DATA FOR THIS TASK:

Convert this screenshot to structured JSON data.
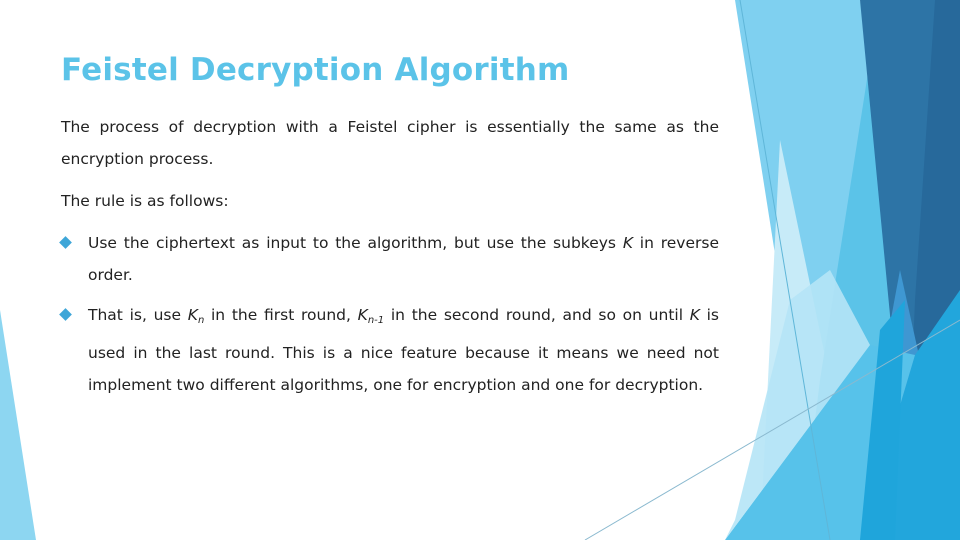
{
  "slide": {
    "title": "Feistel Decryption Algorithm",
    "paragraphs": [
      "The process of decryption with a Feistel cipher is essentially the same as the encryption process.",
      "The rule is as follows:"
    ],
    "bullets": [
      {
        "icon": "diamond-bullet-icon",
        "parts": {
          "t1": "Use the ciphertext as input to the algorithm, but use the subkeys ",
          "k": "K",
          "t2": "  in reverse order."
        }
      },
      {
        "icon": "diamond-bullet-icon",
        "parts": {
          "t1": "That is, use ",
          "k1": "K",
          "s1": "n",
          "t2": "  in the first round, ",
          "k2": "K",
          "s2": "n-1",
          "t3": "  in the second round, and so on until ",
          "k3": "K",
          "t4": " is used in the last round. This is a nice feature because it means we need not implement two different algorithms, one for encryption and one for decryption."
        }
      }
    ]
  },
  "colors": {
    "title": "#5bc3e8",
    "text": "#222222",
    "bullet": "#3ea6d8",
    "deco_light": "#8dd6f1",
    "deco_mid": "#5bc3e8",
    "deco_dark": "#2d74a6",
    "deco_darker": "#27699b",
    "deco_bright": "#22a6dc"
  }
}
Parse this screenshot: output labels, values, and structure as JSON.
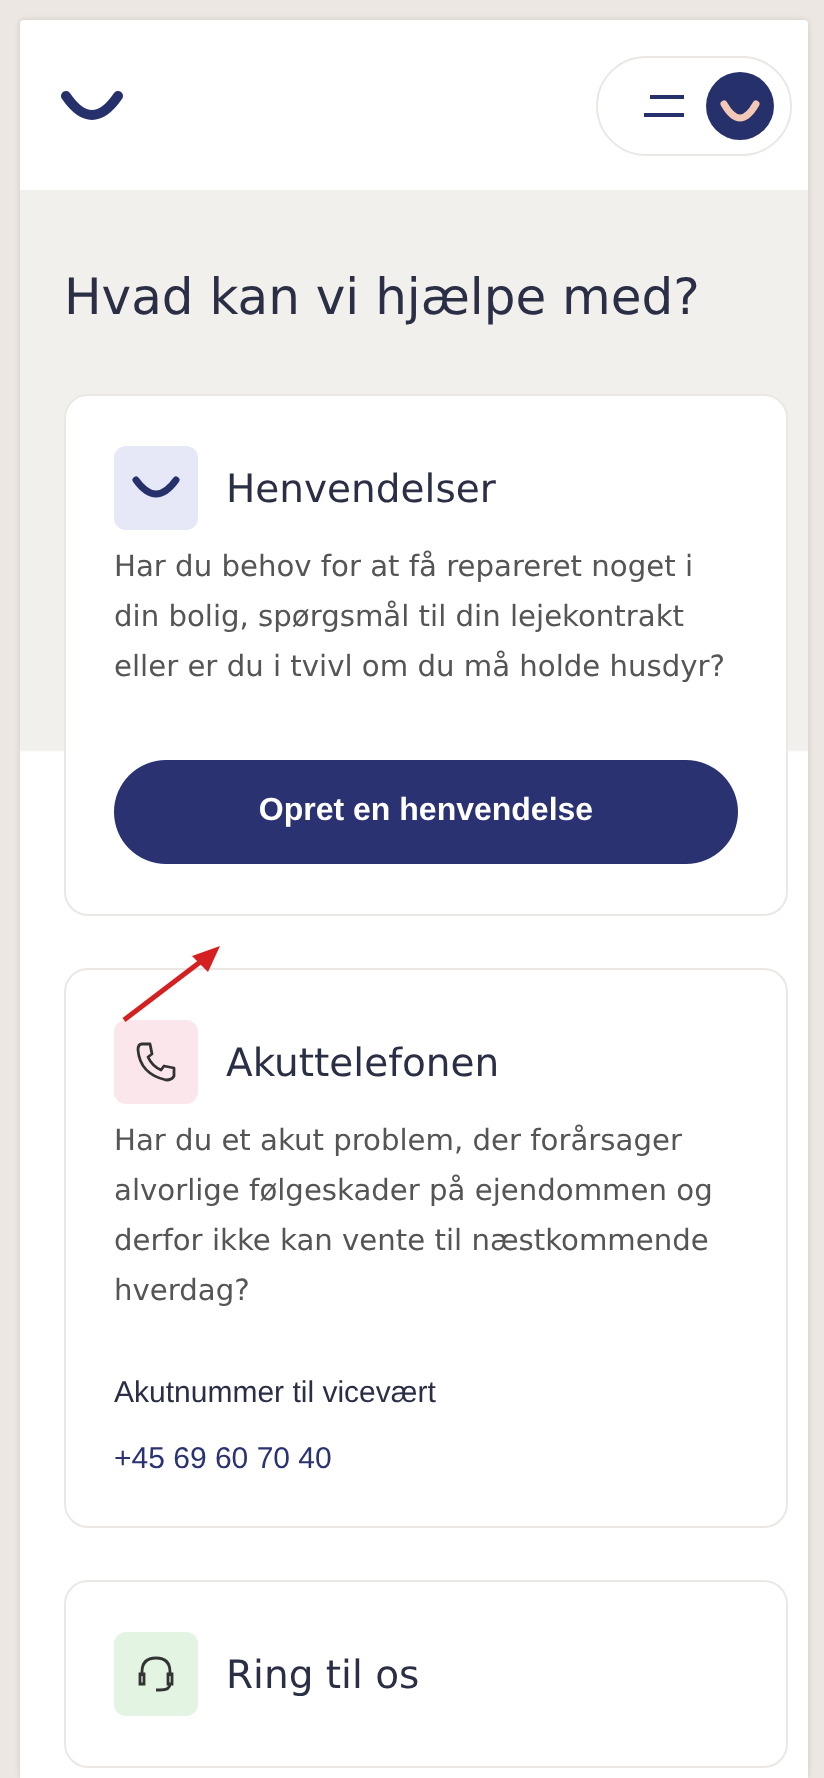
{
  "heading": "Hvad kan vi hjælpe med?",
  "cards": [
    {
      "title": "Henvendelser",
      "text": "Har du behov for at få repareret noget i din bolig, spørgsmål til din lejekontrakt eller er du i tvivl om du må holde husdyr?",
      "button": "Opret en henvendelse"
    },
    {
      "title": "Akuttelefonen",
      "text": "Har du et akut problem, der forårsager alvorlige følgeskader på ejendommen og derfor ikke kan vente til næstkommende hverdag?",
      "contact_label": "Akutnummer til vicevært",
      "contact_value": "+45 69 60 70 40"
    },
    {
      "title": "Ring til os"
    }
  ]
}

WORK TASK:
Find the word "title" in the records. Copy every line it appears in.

WRITTEN REPLY:
    "title": "Feistel Decryption Algorithm",
    "title": "#5bc3e8",
      "title": "Henvendelser",
      "title": "Akuttelefonen",
      "title": "Ring til os"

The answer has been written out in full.